To combine the speed and price of dynamic memory with the non-volatility of flash memory
UK-based Nottingham University is embarking on a new research project called the "Project Nanodevice," which is aimed at developing a new carbon nanotube data storage device.
In simpler terms, the goal of the researchers is to build a memory that is non-volatile in nature based on nano-sized carbon structures called nanotubes. According to the university, they are working on "a new device for storing information made entirely of carbon nanotubes and combining the speed and price of dynamic memory with the non-volatility of flash memory. "To explain how this works, the diagram below should be of help. To start with, the entire set-up consists of two nanotubes with different circumferences. The tubes are designed in such a way that one can fit inside the other. The set-up starts working when an electrical current is passed through the outer tube. This forces the inner tube to telescope in and out. When the inner tube is out, it contacts a remote electrode and thereby completes a circuit. This is registered as a binary "1." Once the tube retracts, the circuit is broken, which in turn is registered as a binary "0."

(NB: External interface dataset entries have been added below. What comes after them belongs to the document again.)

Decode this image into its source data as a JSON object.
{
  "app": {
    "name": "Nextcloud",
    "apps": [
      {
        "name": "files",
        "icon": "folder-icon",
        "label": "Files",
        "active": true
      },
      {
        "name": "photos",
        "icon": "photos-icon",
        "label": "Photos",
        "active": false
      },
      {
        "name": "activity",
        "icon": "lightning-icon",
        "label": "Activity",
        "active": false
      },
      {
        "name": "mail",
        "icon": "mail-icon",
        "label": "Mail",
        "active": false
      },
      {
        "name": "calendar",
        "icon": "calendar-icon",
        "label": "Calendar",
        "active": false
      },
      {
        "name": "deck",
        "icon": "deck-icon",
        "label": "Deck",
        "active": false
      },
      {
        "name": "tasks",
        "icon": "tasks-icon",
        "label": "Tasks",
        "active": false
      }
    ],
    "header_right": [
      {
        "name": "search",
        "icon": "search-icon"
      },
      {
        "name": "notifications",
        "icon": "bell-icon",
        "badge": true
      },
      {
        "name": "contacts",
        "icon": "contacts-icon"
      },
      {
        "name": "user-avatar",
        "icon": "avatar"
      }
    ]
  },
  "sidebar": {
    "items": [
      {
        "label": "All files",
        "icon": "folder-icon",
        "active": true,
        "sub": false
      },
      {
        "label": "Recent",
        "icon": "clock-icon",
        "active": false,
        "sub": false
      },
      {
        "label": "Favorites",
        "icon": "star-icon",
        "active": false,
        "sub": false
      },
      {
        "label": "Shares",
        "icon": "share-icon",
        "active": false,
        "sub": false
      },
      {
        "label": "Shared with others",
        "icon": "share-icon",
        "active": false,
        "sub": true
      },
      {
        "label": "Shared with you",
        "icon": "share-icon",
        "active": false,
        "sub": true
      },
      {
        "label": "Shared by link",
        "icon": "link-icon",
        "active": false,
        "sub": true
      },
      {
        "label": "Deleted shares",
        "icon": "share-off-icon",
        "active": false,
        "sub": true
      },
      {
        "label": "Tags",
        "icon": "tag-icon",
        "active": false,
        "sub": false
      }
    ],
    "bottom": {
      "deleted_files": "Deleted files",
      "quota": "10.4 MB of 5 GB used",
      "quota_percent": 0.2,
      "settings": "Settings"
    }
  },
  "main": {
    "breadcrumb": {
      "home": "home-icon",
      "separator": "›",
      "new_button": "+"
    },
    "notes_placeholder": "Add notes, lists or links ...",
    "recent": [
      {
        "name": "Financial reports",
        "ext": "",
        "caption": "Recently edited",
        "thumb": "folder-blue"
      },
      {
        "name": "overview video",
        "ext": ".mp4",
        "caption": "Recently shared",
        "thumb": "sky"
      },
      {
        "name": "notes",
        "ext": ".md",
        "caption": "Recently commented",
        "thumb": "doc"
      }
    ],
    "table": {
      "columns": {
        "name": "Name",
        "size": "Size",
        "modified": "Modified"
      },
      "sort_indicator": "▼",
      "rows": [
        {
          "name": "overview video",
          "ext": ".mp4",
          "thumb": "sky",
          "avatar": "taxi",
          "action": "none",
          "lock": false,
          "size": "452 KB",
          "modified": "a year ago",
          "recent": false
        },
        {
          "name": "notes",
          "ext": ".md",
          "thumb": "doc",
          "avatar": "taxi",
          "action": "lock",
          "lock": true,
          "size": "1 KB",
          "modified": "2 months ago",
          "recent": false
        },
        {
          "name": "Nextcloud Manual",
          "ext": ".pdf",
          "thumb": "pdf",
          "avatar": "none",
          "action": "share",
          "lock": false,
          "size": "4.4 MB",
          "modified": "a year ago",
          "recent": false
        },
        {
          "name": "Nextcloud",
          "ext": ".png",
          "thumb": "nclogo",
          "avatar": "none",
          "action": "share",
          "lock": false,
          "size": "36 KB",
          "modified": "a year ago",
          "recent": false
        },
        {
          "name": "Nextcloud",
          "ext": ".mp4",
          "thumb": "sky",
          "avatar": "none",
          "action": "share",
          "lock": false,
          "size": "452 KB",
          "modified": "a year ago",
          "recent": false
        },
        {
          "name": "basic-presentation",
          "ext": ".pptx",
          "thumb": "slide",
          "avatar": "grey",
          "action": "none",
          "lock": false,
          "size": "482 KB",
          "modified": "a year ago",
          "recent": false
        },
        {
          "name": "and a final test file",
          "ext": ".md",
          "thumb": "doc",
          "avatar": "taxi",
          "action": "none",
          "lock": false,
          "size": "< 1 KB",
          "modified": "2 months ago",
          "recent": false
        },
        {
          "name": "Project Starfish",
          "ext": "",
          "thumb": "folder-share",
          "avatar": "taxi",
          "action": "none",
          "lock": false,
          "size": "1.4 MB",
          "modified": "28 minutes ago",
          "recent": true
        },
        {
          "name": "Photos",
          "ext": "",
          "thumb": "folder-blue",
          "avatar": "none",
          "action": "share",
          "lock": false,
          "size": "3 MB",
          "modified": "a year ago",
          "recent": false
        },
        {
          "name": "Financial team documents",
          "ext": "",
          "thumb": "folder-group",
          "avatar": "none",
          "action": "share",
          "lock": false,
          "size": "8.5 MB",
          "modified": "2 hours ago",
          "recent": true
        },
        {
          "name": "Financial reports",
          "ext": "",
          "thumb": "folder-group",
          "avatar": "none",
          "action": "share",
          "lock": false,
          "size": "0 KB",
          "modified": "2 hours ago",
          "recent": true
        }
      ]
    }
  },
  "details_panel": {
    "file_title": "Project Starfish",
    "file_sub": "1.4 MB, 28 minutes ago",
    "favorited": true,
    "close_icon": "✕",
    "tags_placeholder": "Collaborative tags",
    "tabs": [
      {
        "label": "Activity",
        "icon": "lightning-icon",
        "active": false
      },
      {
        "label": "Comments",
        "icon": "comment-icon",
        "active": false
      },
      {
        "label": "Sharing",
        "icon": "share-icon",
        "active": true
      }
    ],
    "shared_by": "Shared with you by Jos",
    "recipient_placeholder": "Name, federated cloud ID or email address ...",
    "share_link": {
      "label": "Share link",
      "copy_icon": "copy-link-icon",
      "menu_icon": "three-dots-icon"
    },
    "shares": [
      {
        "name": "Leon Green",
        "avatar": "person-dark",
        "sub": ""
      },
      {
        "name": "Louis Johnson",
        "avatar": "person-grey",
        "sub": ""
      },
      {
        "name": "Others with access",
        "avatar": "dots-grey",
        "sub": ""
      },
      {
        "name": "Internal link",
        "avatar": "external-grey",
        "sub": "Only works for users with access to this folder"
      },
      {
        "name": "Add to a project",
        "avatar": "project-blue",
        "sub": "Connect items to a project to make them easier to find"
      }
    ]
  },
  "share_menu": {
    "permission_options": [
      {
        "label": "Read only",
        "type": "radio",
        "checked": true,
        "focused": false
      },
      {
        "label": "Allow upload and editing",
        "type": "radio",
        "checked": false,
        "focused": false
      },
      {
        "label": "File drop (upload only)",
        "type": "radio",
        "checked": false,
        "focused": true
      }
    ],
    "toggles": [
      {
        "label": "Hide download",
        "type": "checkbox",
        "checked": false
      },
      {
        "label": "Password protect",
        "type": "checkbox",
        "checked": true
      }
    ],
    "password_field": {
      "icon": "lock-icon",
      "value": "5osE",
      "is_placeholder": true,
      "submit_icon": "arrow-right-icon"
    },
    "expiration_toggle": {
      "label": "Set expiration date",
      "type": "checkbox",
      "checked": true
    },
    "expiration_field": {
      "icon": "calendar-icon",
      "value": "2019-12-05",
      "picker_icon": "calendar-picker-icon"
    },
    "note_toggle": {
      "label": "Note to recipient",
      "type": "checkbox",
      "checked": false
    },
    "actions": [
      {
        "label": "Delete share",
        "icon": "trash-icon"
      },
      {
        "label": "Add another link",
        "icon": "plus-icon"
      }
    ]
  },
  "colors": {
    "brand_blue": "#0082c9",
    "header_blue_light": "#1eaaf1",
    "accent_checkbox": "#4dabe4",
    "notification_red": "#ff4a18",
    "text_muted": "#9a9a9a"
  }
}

This will be, in fact, the first type of memory to actually have moving components as the basic framework - albeit nano-sized. The moving parts will consist of tiny rolled sheets of graphene. As mentioned earlier, the system will be non-volatile like flash memory; for the same reason, it will not need constant power supply, and it will not lose data in the event of a power failure. You can compare it to a 2GB USB drive, which does not lose data when the power fails.
Apart from its non- volatility, it is also projected to be much more "abuse friendly," thanks to its extreme resistance to G-force-induced forces that usually are the nemesis of current memory products.
Dr. Elena Bichoutskaia who leads the project quips, "The electronics industry is searching for a replacement to silicon-based technologies for data storage and computer memory. Existing technologies such as magnetic hard discs cannot be used reliably at the sub-micrometre scale and will soon reach their fundamental physical limitations.
"With developments in similar technologies, the computers of the future might not need separate memories for storage and computing processes.